Material for the task:

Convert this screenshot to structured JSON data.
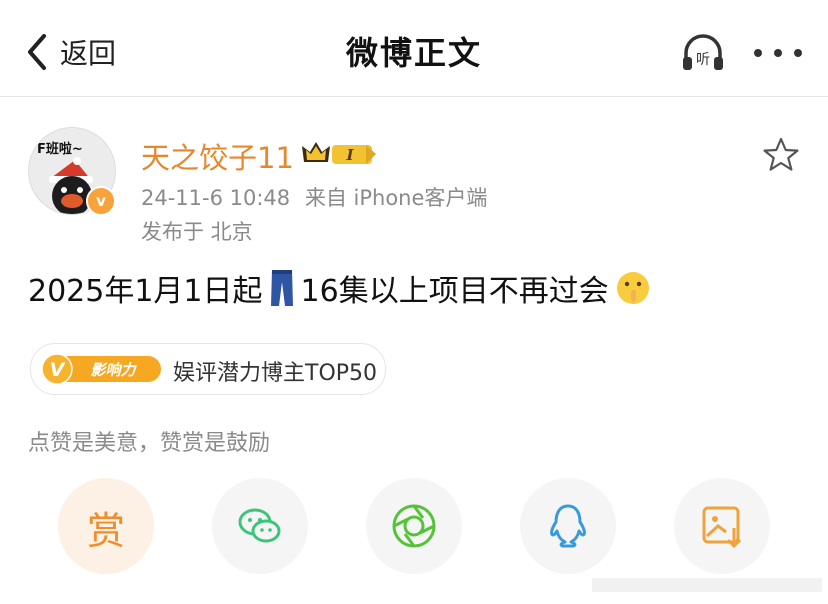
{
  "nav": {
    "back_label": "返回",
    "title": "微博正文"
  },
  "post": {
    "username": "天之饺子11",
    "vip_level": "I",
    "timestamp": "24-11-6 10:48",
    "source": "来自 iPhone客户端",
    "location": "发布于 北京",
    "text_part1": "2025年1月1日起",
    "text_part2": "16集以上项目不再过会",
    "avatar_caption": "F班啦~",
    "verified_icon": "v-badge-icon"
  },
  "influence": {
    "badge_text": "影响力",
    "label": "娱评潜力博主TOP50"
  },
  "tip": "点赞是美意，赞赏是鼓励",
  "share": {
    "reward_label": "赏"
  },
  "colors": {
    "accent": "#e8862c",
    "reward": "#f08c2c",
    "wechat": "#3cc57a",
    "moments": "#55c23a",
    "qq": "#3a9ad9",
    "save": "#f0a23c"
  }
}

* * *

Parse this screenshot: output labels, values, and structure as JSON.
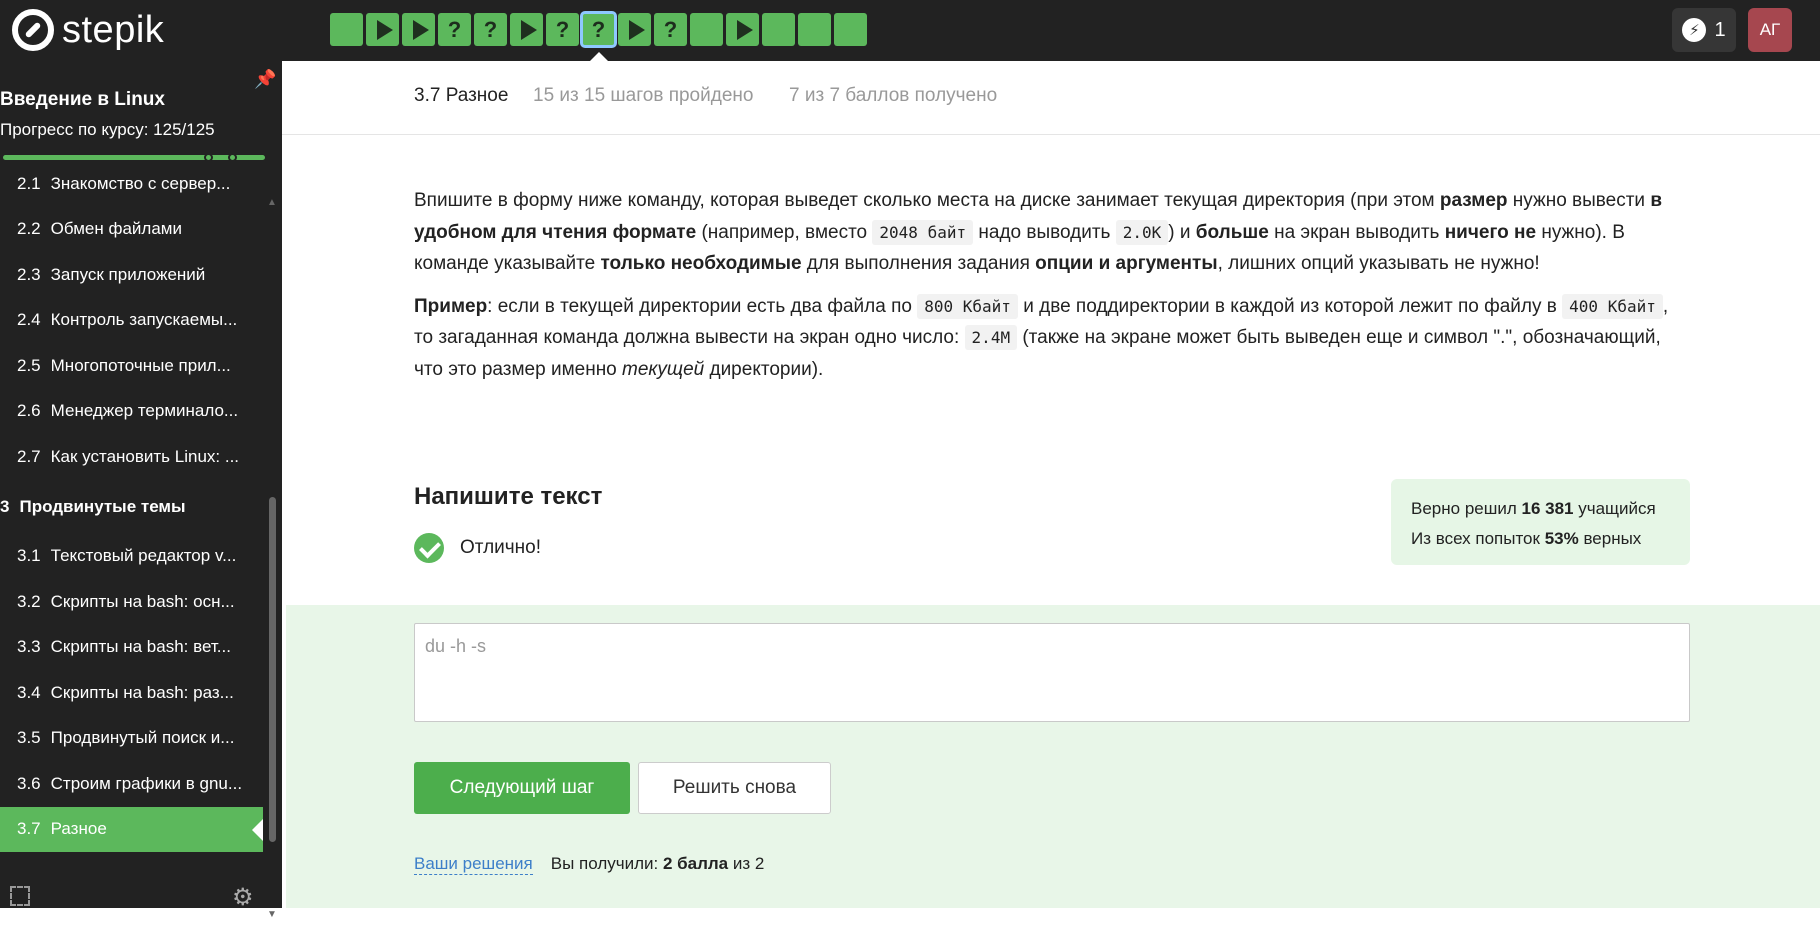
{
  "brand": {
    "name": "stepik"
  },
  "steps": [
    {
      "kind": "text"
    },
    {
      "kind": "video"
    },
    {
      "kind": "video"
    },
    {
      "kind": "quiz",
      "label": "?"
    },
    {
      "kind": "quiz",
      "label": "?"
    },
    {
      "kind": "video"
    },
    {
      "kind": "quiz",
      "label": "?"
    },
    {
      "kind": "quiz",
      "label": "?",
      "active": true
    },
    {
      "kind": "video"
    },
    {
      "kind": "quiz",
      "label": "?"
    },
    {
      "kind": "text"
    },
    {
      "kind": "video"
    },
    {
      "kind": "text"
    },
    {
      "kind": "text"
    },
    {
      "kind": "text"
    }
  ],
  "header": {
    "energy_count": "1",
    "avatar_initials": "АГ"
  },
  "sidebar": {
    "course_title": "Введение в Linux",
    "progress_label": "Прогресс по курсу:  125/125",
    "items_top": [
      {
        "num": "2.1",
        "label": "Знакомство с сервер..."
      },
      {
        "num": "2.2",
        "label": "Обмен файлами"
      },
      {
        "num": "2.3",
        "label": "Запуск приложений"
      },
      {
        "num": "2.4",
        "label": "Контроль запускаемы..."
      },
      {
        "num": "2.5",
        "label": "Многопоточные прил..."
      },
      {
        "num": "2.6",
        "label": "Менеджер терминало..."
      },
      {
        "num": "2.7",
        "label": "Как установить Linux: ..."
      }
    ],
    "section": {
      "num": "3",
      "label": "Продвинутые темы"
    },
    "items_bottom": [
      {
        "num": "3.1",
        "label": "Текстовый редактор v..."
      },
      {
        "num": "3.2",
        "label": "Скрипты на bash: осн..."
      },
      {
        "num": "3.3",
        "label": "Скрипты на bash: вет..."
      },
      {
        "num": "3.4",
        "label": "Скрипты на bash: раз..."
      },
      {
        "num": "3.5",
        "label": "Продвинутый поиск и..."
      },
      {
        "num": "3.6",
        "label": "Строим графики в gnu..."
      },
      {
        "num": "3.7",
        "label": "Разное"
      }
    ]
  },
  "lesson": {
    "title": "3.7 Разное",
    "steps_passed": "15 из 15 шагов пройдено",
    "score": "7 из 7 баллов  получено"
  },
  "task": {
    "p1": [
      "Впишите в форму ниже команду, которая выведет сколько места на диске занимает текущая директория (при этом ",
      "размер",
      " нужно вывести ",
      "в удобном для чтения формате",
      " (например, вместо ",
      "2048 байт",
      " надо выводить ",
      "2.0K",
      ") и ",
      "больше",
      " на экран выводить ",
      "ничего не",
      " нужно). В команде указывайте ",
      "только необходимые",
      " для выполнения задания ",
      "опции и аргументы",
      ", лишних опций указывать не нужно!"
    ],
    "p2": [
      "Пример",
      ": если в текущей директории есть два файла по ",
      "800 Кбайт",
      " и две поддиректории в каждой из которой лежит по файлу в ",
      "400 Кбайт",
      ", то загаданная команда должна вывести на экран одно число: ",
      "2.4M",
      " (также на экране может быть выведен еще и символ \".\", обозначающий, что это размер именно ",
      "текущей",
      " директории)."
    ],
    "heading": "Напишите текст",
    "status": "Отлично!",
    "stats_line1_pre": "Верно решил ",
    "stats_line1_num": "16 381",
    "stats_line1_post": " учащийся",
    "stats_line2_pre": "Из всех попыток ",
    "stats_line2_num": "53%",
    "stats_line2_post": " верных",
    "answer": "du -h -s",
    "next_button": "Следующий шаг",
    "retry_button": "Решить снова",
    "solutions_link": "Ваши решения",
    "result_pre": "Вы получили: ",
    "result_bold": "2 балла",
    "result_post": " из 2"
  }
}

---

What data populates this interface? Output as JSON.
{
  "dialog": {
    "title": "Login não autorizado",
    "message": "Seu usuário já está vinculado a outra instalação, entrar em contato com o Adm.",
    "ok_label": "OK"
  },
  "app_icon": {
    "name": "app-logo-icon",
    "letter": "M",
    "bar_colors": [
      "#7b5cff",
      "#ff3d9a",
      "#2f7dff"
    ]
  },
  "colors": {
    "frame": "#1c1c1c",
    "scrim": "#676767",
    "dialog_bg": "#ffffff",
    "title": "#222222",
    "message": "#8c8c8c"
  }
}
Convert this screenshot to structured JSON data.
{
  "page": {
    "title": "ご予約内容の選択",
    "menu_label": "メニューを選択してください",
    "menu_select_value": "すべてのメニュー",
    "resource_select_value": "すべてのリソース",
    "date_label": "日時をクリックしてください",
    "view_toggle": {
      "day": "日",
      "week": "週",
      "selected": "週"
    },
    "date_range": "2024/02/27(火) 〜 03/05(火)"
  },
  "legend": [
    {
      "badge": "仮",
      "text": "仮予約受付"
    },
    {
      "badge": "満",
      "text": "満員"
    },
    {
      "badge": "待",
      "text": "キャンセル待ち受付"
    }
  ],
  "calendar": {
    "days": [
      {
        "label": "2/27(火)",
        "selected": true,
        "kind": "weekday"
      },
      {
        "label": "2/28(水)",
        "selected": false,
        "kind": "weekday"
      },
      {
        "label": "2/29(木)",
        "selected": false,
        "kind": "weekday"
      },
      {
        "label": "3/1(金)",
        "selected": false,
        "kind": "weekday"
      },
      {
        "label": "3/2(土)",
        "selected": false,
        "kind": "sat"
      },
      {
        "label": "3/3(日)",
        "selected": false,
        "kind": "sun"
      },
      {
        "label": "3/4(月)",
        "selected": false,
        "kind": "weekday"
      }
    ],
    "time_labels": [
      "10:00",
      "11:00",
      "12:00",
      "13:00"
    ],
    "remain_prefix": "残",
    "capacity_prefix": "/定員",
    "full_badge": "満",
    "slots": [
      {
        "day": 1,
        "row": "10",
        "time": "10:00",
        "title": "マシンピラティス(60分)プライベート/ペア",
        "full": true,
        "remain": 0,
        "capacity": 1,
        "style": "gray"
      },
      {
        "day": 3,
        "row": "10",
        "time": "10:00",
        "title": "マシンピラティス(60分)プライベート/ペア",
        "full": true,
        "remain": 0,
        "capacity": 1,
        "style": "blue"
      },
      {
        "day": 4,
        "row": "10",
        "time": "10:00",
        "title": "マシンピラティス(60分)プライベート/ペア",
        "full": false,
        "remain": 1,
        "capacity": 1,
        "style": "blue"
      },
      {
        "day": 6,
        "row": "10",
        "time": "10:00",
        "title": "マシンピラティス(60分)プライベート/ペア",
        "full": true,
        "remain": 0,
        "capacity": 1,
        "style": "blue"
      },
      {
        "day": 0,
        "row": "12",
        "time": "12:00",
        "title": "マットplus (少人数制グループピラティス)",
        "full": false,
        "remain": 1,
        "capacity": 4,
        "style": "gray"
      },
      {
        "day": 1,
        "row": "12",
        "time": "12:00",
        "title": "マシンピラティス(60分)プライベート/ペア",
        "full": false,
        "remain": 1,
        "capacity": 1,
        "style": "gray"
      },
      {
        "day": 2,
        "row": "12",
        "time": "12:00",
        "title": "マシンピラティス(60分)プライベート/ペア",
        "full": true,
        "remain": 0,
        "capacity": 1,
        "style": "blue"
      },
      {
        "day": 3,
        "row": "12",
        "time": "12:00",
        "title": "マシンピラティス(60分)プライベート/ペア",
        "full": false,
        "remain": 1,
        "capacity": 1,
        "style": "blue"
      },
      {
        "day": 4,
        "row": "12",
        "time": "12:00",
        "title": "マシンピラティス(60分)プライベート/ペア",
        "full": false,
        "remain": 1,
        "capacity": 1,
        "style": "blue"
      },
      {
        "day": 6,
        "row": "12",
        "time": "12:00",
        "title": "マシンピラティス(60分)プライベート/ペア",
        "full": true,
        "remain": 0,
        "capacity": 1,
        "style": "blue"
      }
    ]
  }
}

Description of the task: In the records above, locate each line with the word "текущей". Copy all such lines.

Response to this task:
      ": если в текущей директории есть два файла по ",
      "текущей",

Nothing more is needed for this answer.